(Informing her book and the show with the science of menopause, filtered through Loh’s signature humor and outrage, was a natural: Loh has a degree in physics from Caltech, teaches a course in science communication for graduate science students at UC Irvine, and her “The Loh Down on Science” commentaries are heard regularly on public radio station KPCC.)

Over “Madwoman’s” evolution from the page to the South Coast Repertory stage, the play received support at Sundance Theatre Lab, the Ojai Playwrights Conference, and Colorado’s Perry-Mansfield New Works Festival. About “25 percent” of its content is new material. “It covers the midlife blow up and all that entails,” Loh said, “but then it skips forward about two years, when my life stabilizes, but then these menopausal symptoms of depression and anxiety come down,” entailing, in part, desperate visits to a doctor and therapist.

Peterson, speaking by phone from Ashland where she was directing “Hamlet” at the Oregon Shakespeare Festival, said that while Loh’s memoir provided the template, “we were looking for events, choices … that would be part of a compelling story. We read through the book to sort of see not so much where there was visual opportunity, but where there was emotional heat, and what really felt like part of the core story Sandra is telling. Then we would ask her questions and she would write new material.” (Loh noted that some incidents in the book — couples therapy and “the divorced parent conga line pool party,” for example — have been magnified for the stage.)

And yes, “it’s sort of a woman’s play,” said Loh, “but we’ve had men come and just laugh because they now understand what makes their wives so crazy. But also some middle-aged men are crying, remembering their childhood and what happened with their moms. Still, even though “Madwoman” “goes to some dark places,” she said, “audiences seem to find it really hilarious, and sometimes, the darkest parts are the funniest. At the end, it’s quite celebratory.”

Overall, Loh said, “I’m trying to relook at the quote, unquote, midlife crisis. It’s not necessarily the worst thing to have a transformative change if that will make the next decades of your life more meaningful.”


What: “The Madwoman in the Volvo”

Where: Pasadena Playhouse, 39 S. El Molino Ave., Pasadena.
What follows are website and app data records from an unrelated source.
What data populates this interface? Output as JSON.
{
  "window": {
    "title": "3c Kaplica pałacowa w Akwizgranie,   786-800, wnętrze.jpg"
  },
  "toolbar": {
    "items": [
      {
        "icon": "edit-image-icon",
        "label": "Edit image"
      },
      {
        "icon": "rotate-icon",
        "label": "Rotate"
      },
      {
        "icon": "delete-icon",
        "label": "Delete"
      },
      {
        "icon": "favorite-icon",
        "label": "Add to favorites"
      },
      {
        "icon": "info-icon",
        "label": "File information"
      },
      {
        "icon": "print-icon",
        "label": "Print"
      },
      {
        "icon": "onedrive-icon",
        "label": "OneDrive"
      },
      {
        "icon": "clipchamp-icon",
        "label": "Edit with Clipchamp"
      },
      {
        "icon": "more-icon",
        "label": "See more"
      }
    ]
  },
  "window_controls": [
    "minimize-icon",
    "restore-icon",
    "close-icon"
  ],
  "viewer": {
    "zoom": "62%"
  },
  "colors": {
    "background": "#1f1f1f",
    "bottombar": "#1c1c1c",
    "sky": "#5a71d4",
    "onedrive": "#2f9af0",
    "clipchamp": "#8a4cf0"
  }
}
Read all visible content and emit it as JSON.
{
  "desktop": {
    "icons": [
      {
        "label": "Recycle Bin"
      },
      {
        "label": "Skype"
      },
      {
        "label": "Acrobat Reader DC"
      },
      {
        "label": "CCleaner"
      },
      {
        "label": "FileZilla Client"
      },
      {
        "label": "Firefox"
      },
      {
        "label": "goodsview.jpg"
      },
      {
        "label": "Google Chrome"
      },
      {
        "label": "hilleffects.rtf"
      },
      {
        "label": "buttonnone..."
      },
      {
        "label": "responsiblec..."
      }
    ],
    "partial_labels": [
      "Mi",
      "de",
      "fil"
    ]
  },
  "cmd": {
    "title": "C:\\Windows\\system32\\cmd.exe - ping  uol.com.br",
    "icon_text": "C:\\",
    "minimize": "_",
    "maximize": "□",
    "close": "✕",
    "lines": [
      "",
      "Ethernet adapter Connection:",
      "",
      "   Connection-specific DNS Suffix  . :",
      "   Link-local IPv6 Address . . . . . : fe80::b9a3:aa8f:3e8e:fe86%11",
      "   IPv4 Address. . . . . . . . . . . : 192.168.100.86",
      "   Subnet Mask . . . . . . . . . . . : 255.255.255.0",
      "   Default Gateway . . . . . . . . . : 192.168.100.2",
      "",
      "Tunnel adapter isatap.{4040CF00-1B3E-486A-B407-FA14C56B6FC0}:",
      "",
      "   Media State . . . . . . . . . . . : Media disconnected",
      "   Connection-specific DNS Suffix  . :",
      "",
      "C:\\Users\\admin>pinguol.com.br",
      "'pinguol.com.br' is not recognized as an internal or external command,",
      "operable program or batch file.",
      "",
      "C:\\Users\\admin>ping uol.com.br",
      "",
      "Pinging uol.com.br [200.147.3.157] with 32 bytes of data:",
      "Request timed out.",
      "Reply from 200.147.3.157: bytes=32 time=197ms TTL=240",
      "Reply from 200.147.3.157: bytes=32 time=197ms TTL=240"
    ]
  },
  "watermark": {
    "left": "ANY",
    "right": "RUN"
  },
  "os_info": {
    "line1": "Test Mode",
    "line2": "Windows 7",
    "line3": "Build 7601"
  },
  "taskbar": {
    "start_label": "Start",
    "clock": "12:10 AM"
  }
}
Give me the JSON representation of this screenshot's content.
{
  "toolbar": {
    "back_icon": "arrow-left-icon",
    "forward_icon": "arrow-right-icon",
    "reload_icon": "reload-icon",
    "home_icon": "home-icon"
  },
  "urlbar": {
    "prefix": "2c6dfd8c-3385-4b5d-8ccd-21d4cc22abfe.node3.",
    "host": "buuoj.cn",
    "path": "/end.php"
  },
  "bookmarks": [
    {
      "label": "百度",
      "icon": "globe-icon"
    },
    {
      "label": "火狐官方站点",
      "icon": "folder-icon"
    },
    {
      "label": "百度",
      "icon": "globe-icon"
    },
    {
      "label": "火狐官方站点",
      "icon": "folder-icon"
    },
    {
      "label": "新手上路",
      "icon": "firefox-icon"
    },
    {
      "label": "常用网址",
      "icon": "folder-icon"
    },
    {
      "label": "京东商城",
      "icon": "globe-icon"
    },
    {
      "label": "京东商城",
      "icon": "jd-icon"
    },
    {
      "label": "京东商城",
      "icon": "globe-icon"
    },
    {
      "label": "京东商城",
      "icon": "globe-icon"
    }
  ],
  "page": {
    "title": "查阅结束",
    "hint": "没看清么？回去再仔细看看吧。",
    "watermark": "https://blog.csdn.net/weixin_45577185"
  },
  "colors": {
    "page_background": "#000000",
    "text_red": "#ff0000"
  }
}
When: 8 p.m. Tuesday through Friday; 4 and 8 p.m. Saturday; 2 and 7 p.m. Sunday. Ends June 26.

Tickets: $25 to $77; premium seating, $125.

More info: (626) 356-7529,